- ToolGuy "Idle," or "Shutter"? Let's don't get completely lazy.

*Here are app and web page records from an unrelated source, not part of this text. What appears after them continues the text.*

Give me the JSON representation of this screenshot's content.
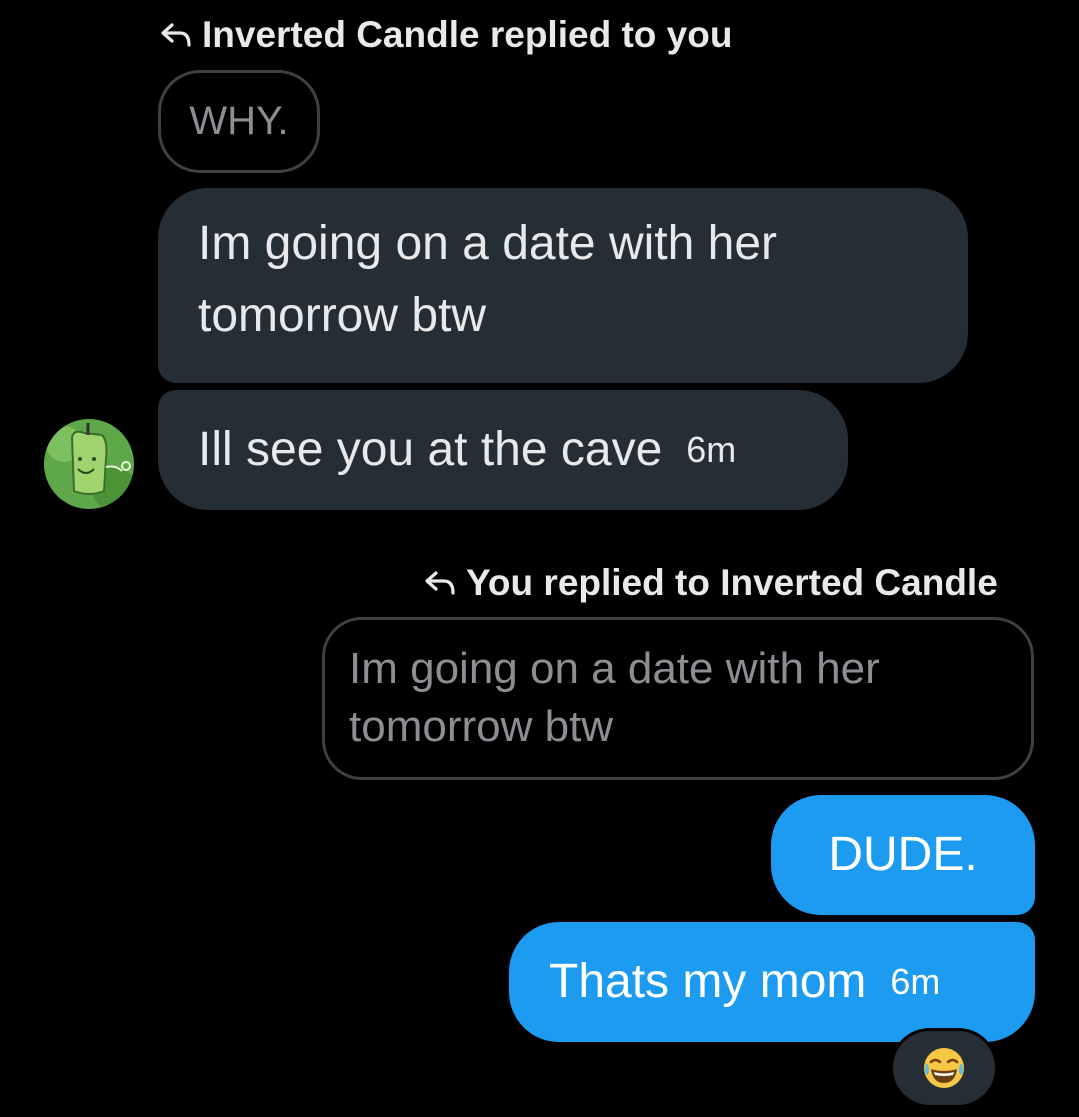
{
  "thread": {
    "received_reply": {
      "context_label": "Inverted Candle replied to you",
      "quoted_text": "WHY."
    },
    "received_messages": [
      {
        "text_line1": "Im going on a date with her",
        "text_line2": "tomorrow btw"
      },
      {
        "text": "Ill see you at the cave",
        "time": "6m"
      }
    ],
    "sender_avatar_icon": "green-candle-avatar",
    "sent_reply": {
      "context_label": "You replied to Inverted Candle",
      "quoted_line1": "Im going on a date with her",
      "quoted_line2": "tomorrow btw"
    },
    "sent_messages": [
      {
        "text": "DUDE."
      },
      {
        "text": "Thats my mom",
        "time": "6m"
      }
    ],
    "reaction": {
      "icon": "laughing-crying-emoji-icon"
    }
  },
  "colors": {
    "background": "#000000",
    "received_bubble": "#262e35",
    "sent_bubble": "#1d9bf0",
    "quote_border": "#3e4144",
    "quote_text": "#8b8f94"
  }
}
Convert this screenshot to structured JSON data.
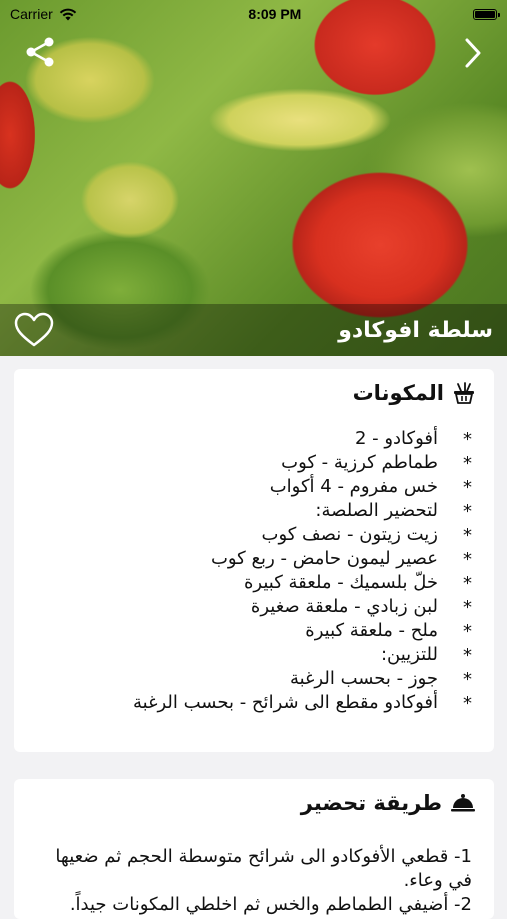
{
  "status_bar": {
    "carrier": "Carrier",
    "time": "8:09 PM"
  },
  "recipe": {
    "title": "سلطة افوكادو"
  },
  "ingredients": {
    "heading": "المكونات",
    "items": [
      "أفوكادو - 2",
      "طماطم كرزية - كوب",
      "خس مفروم - 4 أكواب",
      "لتحضير الصلصة:",
      "زيت زيتون - نصف كوب",
      "عصير ليمون حامض - ربع كوب",
      "خلّ بلسميك - ملعقة كبيرة",
      "لبن زبادي - ملعقة صغيرة",
      "ملح - ملعقة كبيرة",
      "للتزيين:",
      "جوز - بحسب الرغبة",
      "أفوكادو مقطع الى شرائح - بحسب الرغبة"
    ]
  },
  "method": {
    "heading": "طريقة تحضير",
    "steps": [
      "1- قطعي الأفوكادو الى شرائح متوسطة الحجم ثم ضعيها في وعاء.",
      "2- أضيفي الطماطم والخس ثم اخلطي المكونات جيداً."
    ]
  },
  "icons": {
    "share": "share-icon",
    "next": "chevron-right-icon",
    "favorite": "heart-outline-icon",
    "ingredients": "basket-icon",
    "method": "cloche-icon",
    "wifi": "wifi-icon",
    "battery": "battery-icon"
  }
}
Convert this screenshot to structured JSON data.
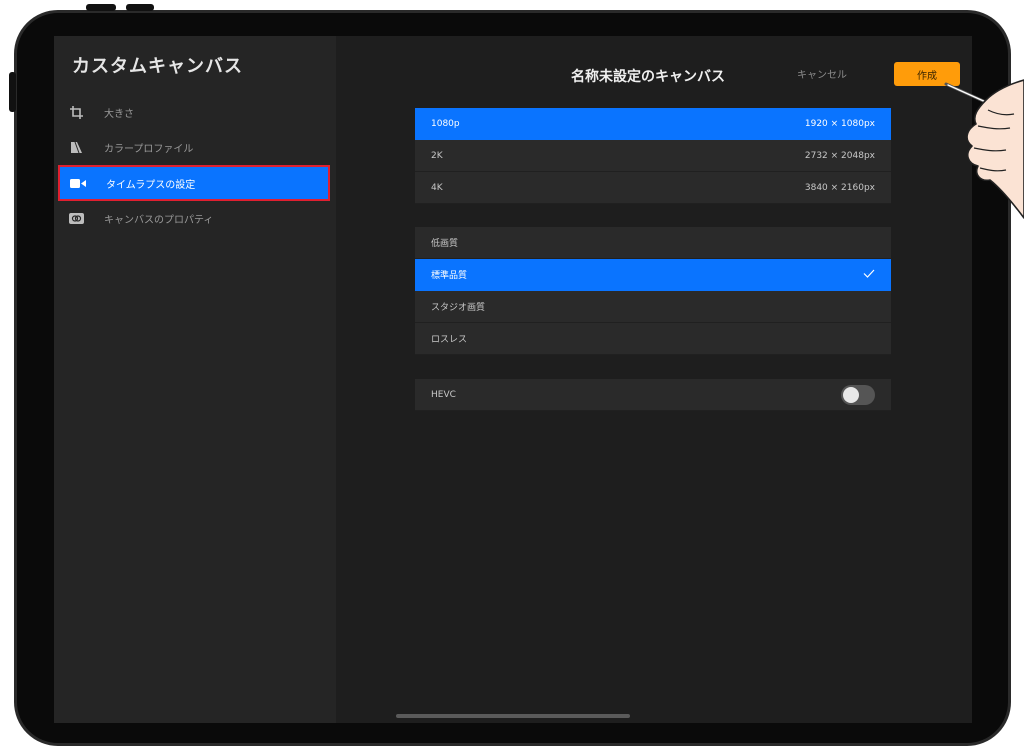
{
  "sidebar": {
    "title": "カスタムキャンバス",
    "items": [
      {
        "label": "大きさ",
        "icon": "crop-icon"
      },
      {
        "label": "カラープロファイル",
        "icon": "color-profile-icon"
      },
      {
        "label": "タイムラプスの設定",
        "icon": "video-camera-icon",
        "active": true
      },
      {
        "label": "キャンバスのプロパティ",
        "icon": "canvas-properties-icon"
      }
    ]
  },
  "header": {
    "title": "名称未設定のキャンバス",
    "cancel_label": "キャンセル",
    "create_label": "作成"
  },
  "resolution_options": [
    {
      "label": "1080p",
      "value": "1920 × 1080px",
      "selected": true
    },
    {
      "label": "2K",
      "value": "2732 × 2048px",
      "selected": false
    },
    {
      "label": "4K",
      "value": "3840 × 2160px",
      "selected": false
    }
  ],
  "quality_options": [
    {
      "label": "低画質",
      "selected": false
    },
    {
      "label": "標準品質",
      "selected": true
    },
    {
      "label": "スタジオ画質",
      "selected": false
    },
    {
      "label": "ロスレス",
      "selected": false
    }
  ],
  "hevc": {
    "label": "HEVC",
    "enabled": false
  },
  "colors": {
    "accent": "#0a74ff",
    "create_button": "#ff9c0a",
    "highlight_border": "#e02030"
  }
}
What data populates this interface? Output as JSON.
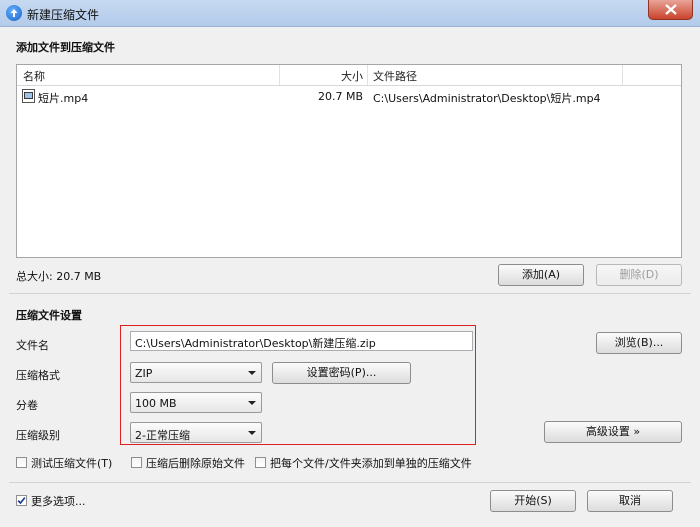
{
  "window": {
    "title": "新建压缩文件"
  },
  "add_section": {
    "heading": "添加文件到压缩文件",
    "columns": [
      "名称",
      "大小",
      "文件路径"
    ],
    "files": [
      {
        "name": "短片.mp4",
        "size": "20.7 MB",
        "path": "C:\\Users\\Administrator\\Desktop\\短片.mp4",
        "icon": "video-file-icon"
      }
    ],
    "total_size": "总大小: 20.7 MB",
    "add_button": "添加(A)",
    "delete_button": "删除(D)"
  },
  "settings": {
    "heading": "压缩文件设置",
    "filename_label": "文件名",
    "filename_value": "C:\\Users\\Administrator\\Desktop\\新建压缩.zip",
    "browse_button": "浏览(B)...",
    "format_label": "压缩格式",
    "format_value": "ZIP",
    "password_button": "设置密码(P)...",
    "volume_label": "分卷",
    "volume_value": "100 MB",
    "level_label": "压缩级别",
    "level_value": "2-正常压缩",
    "advanced_button": "高级设置 »",
    "options": [
      {
        "label": "测试压缩文件(T)",
        "checked": false
      },
      {
        "label": "压缩后删除原始文件",
        "checked": false
      },
      {
        "label": "把每个文件/文件夹添加到单独的压缩文件",
        "checked": false
      }
    ]
  },
  "footer": {
    "more_options": "更多选项...",
    "more_options_checked": true,
    "start_button": "开始(S)",
    "cancel_button": "取消"
  },
  "colors": {
    "highlight": "#e02020",
    "titlebar": "#b9cfee"
  }
}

- Jeff S Might not matter during car shortages. I have a Costco and Sam's membership which I thought about using for buying a vehicle but when the Maverick order banks opened up in June 2021 I went online to built my own Maverick and still had to go to the dealer to order it. With vehicle shortages you might still have to go to the dealer to order but it might be worth it to try to use Costco if you know what you want and are not too picky about colors and options to see what is available now especially if you don't want to wait for a vehicle. I doubt in today's environment that you would save a lot on the purchase of a new vehicle especially since many dealers are adding adjustments to market prices on top of msrp.